Tonari no Totoro (1988)
Pleasant and good-natured fable about two young sisters who move with their father to the Japanese countryside and befriends a furry, enigmatic forest spirit living in a giant tree. Set in a post-war rural environment, the film celebrates traditional Japanese family life and nursing systems in which politeness, trust and nature are keywords. The film is uncritical or oblivious to social issues – what interests filmmaker Hayao Miyazaki is existentialism slash magic from children’s point of view. Miyazaki has a better connection with his inner child than most of us – he captures a well of details concerning children's perception of the world, details which, for most grown-ups, adulthood will have washed away or at least blurred.
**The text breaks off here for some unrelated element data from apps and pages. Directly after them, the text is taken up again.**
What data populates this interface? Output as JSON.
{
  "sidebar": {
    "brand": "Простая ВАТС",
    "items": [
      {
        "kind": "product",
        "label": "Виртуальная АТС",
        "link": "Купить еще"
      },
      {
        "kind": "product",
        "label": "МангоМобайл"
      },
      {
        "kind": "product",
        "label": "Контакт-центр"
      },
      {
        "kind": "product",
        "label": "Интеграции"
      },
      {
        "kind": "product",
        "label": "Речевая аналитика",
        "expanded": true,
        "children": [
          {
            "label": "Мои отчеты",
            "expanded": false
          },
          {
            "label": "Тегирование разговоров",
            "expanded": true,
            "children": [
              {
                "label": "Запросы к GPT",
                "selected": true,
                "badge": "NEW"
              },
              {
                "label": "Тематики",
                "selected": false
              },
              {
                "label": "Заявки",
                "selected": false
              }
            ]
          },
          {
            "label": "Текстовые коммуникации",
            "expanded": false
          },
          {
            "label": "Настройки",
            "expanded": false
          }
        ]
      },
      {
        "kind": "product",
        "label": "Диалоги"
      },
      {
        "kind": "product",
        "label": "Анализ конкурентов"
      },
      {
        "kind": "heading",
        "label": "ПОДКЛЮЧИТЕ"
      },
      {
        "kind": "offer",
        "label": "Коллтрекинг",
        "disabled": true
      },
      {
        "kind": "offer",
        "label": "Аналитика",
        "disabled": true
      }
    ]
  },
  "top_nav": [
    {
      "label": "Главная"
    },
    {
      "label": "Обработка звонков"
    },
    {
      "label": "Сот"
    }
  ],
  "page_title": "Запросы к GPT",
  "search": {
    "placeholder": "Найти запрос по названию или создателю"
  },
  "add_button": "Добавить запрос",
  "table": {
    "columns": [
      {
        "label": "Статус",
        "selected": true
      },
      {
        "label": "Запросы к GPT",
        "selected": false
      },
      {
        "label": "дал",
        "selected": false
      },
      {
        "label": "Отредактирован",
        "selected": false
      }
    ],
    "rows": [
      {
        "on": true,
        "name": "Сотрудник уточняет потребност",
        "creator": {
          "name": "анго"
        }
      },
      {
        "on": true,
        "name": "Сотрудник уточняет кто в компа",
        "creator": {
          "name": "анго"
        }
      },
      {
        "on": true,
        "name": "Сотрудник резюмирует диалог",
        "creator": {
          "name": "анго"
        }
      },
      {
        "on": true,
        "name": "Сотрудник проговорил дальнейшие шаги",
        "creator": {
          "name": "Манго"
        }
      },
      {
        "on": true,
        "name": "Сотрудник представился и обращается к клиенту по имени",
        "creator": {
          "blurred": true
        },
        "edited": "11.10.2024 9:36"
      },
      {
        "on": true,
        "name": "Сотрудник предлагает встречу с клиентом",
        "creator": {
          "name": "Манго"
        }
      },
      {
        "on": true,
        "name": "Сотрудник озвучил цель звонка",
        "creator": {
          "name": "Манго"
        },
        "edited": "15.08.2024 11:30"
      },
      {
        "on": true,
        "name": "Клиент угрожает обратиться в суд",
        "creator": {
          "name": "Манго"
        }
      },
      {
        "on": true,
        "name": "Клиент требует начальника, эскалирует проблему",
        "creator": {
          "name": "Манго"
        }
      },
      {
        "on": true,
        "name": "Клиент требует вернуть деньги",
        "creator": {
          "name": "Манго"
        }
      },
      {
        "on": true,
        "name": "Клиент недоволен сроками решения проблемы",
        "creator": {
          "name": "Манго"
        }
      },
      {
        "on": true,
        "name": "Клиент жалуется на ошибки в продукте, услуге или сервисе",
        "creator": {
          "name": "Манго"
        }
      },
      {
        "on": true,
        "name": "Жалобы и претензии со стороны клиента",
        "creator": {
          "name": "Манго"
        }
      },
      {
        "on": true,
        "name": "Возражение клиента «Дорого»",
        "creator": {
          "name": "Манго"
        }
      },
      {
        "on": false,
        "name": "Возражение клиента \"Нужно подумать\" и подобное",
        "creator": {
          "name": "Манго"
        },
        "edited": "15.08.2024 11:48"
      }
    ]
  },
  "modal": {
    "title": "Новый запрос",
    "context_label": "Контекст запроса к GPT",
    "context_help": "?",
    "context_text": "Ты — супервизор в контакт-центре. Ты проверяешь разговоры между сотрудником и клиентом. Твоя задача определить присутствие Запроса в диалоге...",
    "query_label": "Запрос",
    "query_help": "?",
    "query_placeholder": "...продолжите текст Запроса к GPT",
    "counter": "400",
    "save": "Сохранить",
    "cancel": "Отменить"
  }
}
As such, My Neighbor Totoro may have more in store for adults than for children, because it is more about recapturing childhood phenomena than creating magic. Totoro himself, for instance, is mostly unexpressive and non-communicative. His mere existence is sufficient. The film is slow and not particularly narrative, but it has an earnest sweetness which will ring true for many viewers.